(Beginning of INFORMATION SUPPLIED)

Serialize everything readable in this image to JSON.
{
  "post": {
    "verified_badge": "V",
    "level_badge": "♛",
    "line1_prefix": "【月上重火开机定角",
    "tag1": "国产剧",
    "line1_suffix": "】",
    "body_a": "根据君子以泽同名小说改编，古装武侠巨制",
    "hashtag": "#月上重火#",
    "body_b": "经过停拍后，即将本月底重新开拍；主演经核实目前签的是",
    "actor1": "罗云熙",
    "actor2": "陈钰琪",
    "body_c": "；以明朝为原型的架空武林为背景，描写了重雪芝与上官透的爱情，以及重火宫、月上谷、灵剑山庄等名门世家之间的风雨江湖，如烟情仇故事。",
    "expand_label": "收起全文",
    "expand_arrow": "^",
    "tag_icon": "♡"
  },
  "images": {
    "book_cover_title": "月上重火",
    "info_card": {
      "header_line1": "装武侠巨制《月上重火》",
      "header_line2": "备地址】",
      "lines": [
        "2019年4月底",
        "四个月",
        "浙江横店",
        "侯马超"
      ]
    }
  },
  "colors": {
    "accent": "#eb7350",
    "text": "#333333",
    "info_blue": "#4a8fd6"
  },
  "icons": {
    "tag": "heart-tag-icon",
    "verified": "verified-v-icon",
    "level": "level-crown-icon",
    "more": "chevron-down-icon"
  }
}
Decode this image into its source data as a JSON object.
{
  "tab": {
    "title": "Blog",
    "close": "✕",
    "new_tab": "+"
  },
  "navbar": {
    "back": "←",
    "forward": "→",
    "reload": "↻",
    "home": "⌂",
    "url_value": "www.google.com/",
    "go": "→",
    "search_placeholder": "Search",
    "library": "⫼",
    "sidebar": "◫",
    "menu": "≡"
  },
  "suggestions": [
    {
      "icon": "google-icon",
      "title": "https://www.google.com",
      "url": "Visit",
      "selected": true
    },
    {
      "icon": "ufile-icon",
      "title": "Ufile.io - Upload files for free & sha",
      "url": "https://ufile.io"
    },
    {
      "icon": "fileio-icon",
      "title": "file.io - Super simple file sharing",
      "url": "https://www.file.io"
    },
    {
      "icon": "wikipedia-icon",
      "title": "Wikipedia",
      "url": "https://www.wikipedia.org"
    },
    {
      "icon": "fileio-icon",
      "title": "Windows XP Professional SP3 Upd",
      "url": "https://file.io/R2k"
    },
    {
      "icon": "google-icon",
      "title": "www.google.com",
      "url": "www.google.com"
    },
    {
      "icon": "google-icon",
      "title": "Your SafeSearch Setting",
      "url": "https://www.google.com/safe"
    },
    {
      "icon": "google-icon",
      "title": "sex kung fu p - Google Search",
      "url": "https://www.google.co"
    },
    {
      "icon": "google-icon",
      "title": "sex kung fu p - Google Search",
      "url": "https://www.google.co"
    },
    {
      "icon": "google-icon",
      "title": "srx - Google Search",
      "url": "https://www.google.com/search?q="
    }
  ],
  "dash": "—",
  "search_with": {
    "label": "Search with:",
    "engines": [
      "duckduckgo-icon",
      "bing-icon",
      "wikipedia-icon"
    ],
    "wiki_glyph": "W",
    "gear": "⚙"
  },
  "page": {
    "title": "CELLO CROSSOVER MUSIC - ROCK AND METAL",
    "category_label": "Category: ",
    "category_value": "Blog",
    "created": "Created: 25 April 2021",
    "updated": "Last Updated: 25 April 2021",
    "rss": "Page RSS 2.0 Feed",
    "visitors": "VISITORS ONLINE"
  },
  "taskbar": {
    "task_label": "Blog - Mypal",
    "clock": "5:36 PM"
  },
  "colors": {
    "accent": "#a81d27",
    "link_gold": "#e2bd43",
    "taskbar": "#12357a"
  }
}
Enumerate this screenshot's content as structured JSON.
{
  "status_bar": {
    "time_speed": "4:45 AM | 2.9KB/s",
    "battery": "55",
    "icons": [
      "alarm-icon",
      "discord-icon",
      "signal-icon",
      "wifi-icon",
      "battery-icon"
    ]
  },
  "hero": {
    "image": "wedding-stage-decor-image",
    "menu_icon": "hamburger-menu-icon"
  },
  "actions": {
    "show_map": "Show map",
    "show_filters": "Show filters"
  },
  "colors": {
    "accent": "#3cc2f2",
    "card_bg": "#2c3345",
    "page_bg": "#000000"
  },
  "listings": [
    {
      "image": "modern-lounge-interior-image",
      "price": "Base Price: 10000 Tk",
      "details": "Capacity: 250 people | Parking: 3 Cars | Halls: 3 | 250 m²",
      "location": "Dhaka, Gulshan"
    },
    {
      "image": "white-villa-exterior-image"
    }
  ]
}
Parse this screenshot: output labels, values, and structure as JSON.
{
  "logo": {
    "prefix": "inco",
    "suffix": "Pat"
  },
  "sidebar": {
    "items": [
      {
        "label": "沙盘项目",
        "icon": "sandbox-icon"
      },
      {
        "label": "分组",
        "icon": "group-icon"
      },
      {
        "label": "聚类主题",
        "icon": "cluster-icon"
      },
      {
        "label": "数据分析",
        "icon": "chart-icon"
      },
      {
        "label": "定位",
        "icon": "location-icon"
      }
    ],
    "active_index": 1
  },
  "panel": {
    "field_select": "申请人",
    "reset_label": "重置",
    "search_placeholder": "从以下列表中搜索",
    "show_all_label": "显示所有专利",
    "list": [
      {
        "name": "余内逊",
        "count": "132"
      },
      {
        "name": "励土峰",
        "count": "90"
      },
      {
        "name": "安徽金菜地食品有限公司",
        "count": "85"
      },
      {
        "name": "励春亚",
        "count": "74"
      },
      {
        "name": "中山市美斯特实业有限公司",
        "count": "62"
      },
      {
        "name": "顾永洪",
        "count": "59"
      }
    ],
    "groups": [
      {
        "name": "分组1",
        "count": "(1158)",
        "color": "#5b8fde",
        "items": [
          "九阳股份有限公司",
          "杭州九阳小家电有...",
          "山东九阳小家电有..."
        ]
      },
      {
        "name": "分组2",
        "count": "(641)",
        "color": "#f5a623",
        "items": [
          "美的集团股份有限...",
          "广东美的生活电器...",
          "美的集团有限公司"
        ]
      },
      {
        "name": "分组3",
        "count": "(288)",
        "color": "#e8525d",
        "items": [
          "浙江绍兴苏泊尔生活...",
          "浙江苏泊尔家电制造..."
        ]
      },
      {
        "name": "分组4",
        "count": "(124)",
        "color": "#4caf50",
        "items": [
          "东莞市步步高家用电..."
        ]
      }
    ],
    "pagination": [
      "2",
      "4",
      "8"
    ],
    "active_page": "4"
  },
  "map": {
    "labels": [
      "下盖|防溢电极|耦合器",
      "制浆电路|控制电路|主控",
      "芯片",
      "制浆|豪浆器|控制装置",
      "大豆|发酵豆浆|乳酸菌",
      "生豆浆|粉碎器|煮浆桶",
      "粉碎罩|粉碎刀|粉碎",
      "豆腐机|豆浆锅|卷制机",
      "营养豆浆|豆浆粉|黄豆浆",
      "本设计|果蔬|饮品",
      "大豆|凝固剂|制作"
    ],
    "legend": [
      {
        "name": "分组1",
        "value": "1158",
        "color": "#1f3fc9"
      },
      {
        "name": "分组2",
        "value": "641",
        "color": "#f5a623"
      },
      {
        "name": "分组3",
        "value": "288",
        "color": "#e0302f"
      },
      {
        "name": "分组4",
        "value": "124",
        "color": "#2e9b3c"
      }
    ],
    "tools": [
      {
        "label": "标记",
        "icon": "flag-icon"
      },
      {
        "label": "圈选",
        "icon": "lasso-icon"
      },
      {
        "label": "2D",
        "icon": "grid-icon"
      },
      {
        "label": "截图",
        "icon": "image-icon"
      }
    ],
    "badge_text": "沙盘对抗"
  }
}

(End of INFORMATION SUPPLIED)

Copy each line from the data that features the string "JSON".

Serialize everything readable in this image to JSON.
Decode this image into its source data as a JSON object.
Enumerate this screenshot's content as structured JSON.
Parse this screenshot: output labels, values, and structure as JSON.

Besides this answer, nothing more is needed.